Posted On: January 4, 2019
This past fall semester at Maryville University, adjunct professor Steve Foelsch taught 10 students “Rehab 105: Society and the Individual, Perspectives on Disability.” This course is one of six classes that was created by Starkloff Disability Institute in 2004 as part of a Disability Studies curriculum and taught by Foelsch, SDI’s Director of Education.
The purpose in creating a Disability Studies curriculum is to educate college students on the many subjects of disability from a Disability Rights perspective. SDI leaders know it is critical that these classes be created and taught by people with significant disabilities, using teaching materials written by people with disabilities.
What makes these classes unique is that they are not created or taught by medical or educational professionals, which has been traditionally been the norm. Often classes on disability taught by medical or educational professionals exclude the personal, lived disability experience; and perspectives and do not address specific political and economic reasons for the marginalization of people with disabilities.
In Foelsch’s class, one-third of the lectures throughout the semester were presented by individuals with a wide range of disabilities, giving students the opportunity to ask questions and, most importantly, interact. With he himself having a significant disability and being at the helm of every class, this course provides students an immersive experience into the world of disability.
“Much in the same way one would expect a Women’s Studies course to be taught by a woman, or an African-American literature course to be taught by an African American, you can read all the textbooks you want, but that instructor is not going to bring real-life lived experiences and observations to the students unless he or she is of the same ilk as those being studied,” says Foelsch.
“One of the main goals of this programs is to also educate people with disabilities themselves about the subject of disability. Just because you have a disability, it doesn’t mean you know about the history, the subjects to be considered, and how to advocate for and utilize resources to live and work independently.”
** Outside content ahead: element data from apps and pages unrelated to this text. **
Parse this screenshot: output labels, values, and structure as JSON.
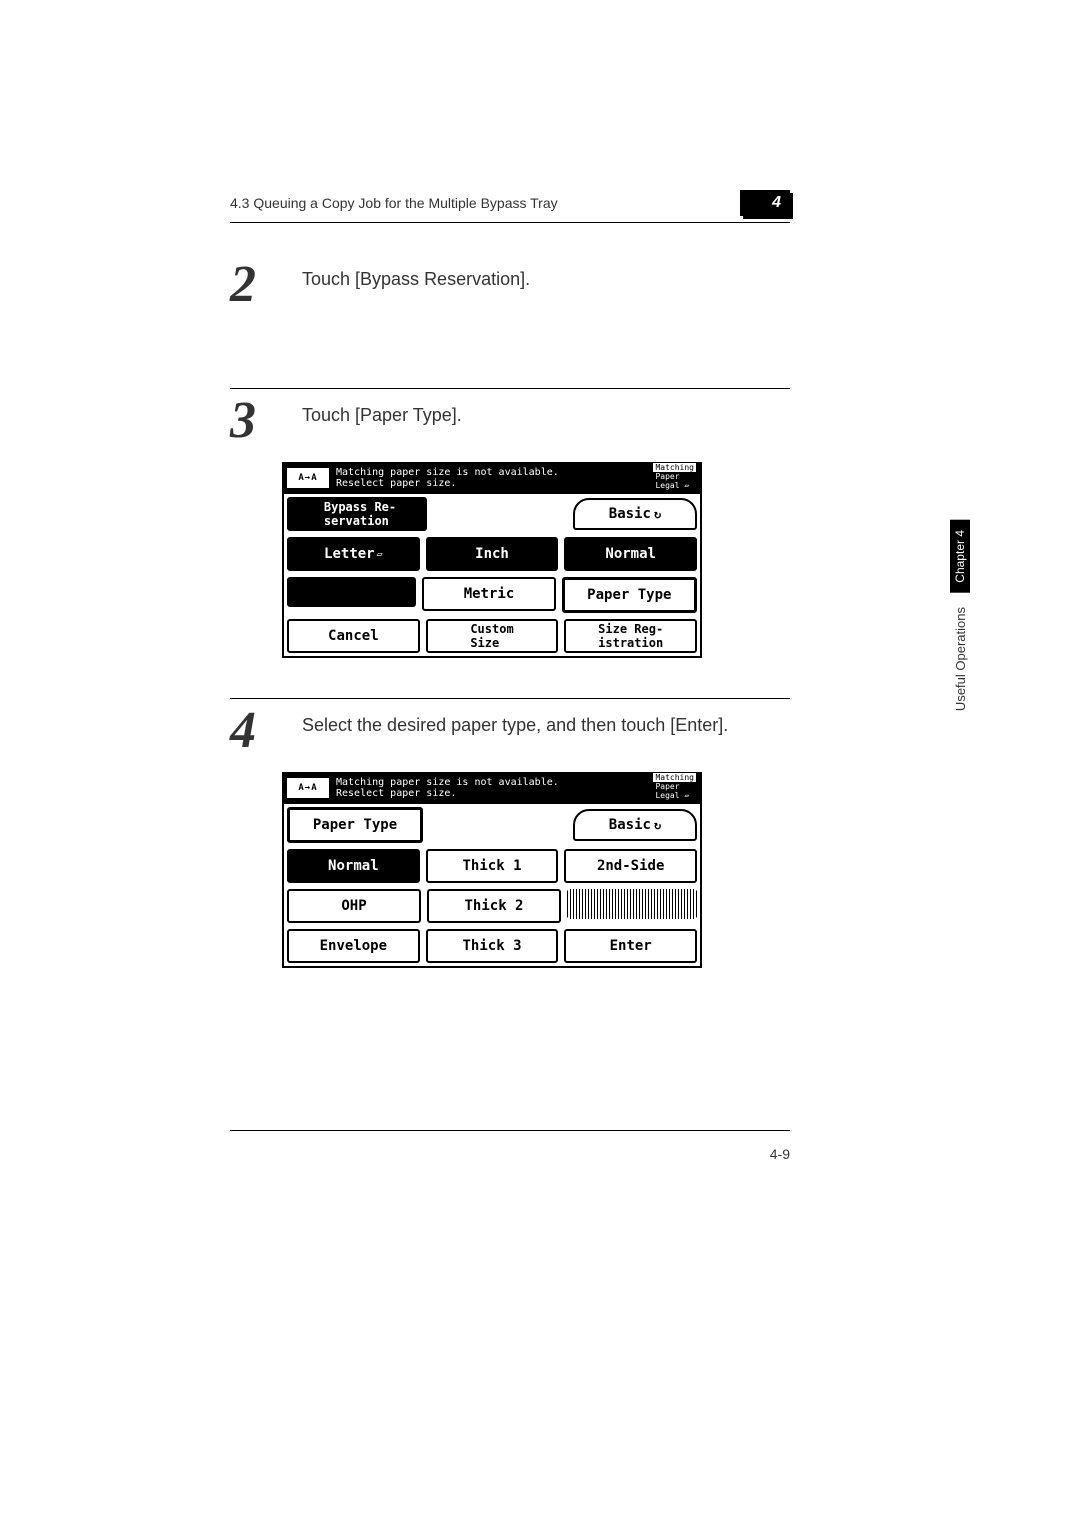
{
  "header": {
    "section": "4.3 Queuing a Copy Job for the Multiple Bypass Tray",
    "chapter_num": "4"
  },
  "steps": {
    "s2": {
      "num": "2",
      "text": "Touch [Bypass Reservation]."
    },
    "s3": {
      "num": "3",
      "text": "Touch [Paper Type]."
    },
    "s4": {
      "num": "4",
      "text": "Select the desired paper type, and then touch [Enter]."
    }
  },
  "screen3": {
    "msg": "Matching paper size is not available.\nReselect paper size.",
    "corner": "A→A",
    "match1": "Matching",
    "match2": "Paper",
    "match3": "Legal ▱",
    "title": "Bypass Re-\nservation",
    "basic": "Basic",
    "letter": "Letter",
    "inch": "Inch",
    "normal": "Normal",
    "metric": "Metric",
    "paper_type": "Paper Type",
    "cancel": "Cancel",
    "custom_size": "Custom\nSize",
    "size_reg": "Size Reg-\nistration"
  },
  "screen4": {
    "msg": "Matching paper size is not available.\nReselect paper size.",
    "corner": "A→A",
    "match1": "Matching",
    "match2": "Paper",
    "match3": "Legal ▱",
    "title": "Paper Type",
    "basic": "Basic",
    "normal": "Normal",
    "thick1": "Thick 1",
    "second_side": "2nd-Side",
    "ohp": "OHP",
    "thick2": "Thick 2",
    "envelope": "Envelope",
    "thick3": "Thick 3",
    "enter": "Enter"
  },
  "side": {
    "label": "Useful Operations",
    "chapter": "Chapter 4"
  },
  "page_number": "4-9"
}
Consider one of Foelsch’s most recent students, Marissa, who is a wheelchair user:
“I have learned so much about disabilities. I’ve learned more about self-advocacy for myself as well,” Marissa reveals. “I didn’t even get to write about all of the aspects that I had wanted to. I thought this class wasn’t going to help me because I already am a person with a disability, but actually I learned a lot.”
Students in Foelsch’s class have gone on to work in a myriad of professions. However, a majority are going on to work in psychology, counseling, and the medical professions that specifically deal with people with disabilities, like physical and occupational therapy. The majority of students in the Fall 2018 semester will go on to work in occupational therapy. Because of the instruction they’ve received from Foelsch, they will approach their work from a Disability Rights perspective.
Another student, Karlee, said, “During this class, I felt I was able to learn about specific topics that other teachers would have been touchy on, and we dug into them right away. With learning all of this, it is going to help me in the future with being an Occupational Therapist,” she happily reported.
Foelsch also frequently teaches Advocacy and Disability, The History of the Disability Rights Movement and Independent Living Philosophy.
“The running theme throughout all these classes is to teach students to construct and communicate persuasive arguments that will not only change minds, but also public policy, that promote the full inclusion and participation of people with disabilities in a barrier-free society.”
To date, Foelsch has taught more than 300 students at Maryville University.
“The students who graduate from our program can hit the ground running in their careers,” says Colleen Starkloff. “They have already had first-hand experience with people with disabilities and they approach their work from a Disability Right perspective.” Graduates of our program who have gone on to work in Centers for Independent Living are known to be of the highest quality.
On December 12, Foelsch invited three people with disabilities to present to his class. Each gave a scenario in which the students needed to assess how they could collaborate with a person with a disability to reach their long- and short-term goals. This exercise dovetails nicely into their year-end project of writing an Independent Living Plan.
Foelsch emphasized the need for students to always be an effective advocate that empowers a person with a disability to create their own future goals, to live as independently as they can.
“People with disabilities need 90 percent information, 10 percent inspiration,” says Foelsch.
Many more words of wisdom will be passed on to future classes, as Foelsch begins his 15th year teaching at Maryville University this spring.